Dataset rows for apps and sites:
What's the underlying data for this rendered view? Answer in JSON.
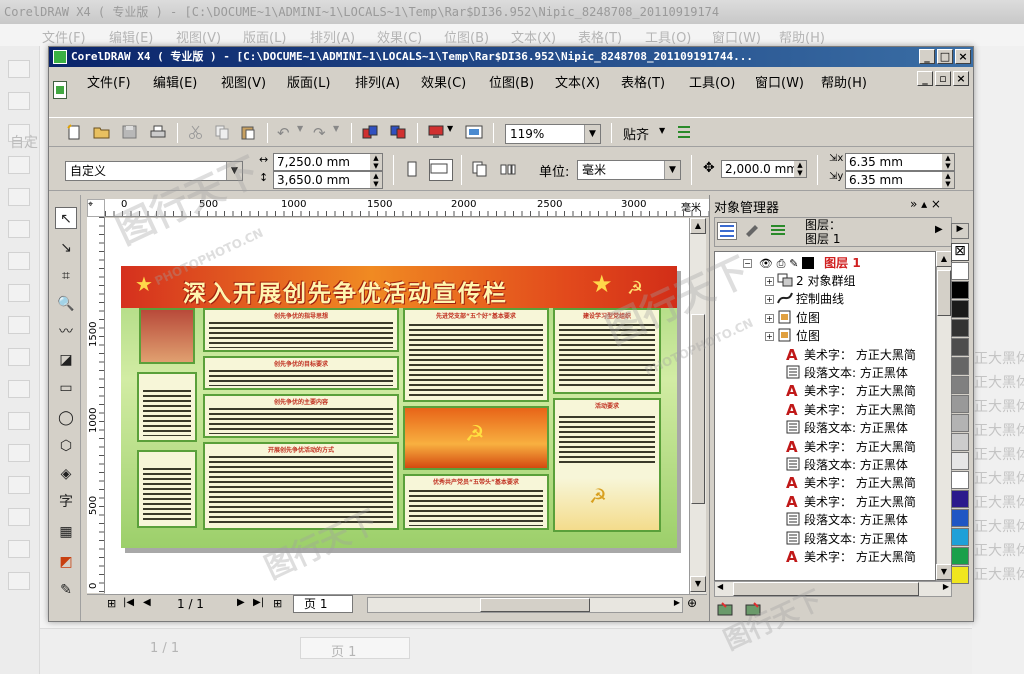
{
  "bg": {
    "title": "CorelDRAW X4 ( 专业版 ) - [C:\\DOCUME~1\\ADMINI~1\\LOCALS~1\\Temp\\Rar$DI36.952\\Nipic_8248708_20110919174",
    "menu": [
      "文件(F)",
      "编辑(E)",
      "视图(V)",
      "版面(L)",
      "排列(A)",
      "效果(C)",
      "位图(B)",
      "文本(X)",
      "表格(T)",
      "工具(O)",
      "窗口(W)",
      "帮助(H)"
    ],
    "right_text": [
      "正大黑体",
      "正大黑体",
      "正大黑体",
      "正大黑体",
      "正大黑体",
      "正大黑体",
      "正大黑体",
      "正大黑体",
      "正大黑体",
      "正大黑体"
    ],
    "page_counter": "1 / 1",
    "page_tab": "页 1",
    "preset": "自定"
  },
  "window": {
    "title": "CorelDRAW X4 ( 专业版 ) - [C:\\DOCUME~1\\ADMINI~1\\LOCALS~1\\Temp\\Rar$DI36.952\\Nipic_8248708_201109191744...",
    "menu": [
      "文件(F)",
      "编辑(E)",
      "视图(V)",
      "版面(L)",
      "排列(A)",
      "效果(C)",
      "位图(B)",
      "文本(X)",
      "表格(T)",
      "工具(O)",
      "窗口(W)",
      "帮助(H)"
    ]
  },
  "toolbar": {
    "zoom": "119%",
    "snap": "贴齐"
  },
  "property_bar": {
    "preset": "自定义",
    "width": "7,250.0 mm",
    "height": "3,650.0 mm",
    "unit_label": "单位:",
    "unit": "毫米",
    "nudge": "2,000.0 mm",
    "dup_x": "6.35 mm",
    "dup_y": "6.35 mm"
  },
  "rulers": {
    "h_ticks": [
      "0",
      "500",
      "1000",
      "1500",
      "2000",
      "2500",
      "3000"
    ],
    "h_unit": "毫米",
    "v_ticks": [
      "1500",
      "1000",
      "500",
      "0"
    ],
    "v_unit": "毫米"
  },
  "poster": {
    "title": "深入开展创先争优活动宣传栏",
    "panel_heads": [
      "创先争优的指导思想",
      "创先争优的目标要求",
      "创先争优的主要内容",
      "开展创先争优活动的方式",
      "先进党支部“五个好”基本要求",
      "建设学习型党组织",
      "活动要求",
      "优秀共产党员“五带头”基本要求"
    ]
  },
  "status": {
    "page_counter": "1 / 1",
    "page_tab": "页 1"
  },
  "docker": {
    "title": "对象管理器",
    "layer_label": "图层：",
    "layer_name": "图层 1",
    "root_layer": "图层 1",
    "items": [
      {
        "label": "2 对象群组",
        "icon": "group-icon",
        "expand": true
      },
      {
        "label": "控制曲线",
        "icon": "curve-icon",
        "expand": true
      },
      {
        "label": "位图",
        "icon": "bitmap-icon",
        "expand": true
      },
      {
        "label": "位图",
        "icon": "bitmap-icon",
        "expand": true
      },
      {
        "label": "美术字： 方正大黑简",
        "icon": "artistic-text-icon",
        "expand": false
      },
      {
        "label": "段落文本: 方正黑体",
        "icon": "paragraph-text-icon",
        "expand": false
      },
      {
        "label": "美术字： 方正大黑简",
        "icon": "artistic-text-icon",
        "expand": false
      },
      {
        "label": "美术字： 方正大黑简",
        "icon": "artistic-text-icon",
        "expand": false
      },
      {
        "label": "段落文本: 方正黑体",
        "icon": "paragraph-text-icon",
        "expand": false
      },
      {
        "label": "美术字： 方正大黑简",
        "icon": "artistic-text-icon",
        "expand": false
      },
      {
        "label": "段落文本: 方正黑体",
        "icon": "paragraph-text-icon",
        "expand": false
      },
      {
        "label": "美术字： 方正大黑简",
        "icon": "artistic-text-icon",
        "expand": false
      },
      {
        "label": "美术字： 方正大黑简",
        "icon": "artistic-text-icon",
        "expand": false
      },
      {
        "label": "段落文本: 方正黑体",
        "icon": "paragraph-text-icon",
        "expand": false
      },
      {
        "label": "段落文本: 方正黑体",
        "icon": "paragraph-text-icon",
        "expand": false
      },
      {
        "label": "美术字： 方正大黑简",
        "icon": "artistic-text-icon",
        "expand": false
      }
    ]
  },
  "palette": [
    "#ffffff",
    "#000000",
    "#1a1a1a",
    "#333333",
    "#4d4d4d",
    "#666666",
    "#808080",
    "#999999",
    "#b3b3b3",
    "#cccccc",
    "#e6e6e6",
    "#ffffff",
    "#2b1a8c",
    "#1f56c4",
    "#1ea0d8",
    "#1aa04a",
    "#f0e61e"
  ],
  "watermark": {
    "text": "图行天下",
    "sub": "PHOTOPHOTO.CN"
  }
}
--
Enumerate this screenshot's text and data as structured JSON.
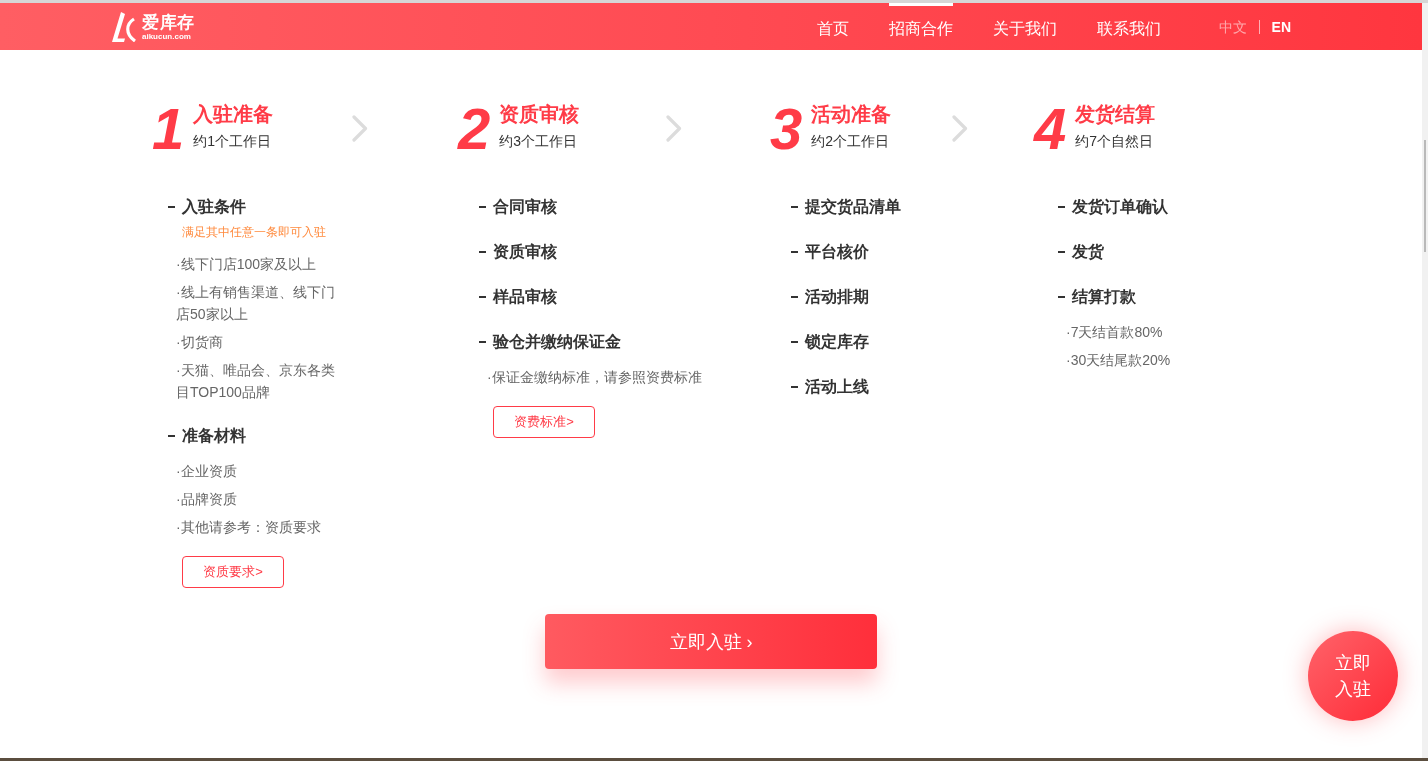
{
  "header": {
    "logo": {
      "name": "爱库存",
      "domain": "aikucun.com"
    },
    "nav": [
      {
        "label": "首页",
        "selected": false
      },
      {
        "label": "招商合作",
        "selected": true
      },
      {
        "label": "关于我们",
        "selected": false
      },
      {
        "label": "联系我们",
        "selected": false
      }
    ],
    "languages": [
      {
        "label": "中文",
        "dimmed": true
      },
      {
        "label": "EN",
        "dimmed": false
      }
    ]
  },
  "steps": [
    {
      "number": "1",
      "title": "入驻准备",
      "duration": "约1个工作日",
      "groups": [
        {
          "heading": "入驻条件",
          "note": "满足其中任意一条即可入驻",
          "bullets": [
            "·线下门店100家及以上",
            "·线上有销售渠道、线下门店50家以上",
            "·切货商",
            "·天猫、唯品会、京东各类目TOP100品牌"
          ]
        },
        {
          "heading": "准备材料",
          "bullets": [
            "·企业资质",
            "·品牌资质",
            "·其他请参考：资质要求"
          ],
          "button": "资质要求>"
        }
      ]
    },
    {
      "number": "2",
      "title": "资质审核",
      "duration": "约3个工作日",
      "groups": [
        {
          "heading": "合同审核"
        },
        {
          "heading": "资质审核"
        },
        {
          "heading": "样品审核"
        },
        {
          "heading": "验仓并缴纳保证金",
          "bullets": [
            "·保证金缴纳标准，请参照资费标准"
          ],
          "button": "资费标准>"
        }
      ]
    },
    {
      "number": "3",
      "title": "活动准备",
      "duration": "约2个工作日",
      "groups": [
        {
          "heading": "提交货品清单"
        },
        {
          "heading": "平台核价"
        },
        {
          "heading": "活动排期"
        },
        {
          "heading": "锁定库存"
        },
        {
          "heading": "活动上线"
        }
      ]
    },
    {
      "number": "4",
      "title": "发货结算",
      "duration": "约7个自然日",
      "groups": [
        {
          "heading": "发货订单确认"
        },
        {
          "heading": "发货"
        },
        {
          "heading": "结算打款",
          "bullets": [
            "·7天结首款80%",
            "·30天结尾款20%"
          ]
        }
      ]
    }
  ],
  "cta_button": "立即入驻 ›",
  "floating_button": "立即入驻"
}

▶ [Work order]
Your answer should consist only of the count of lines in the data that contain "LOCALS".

▶ [Result of this exercise]
2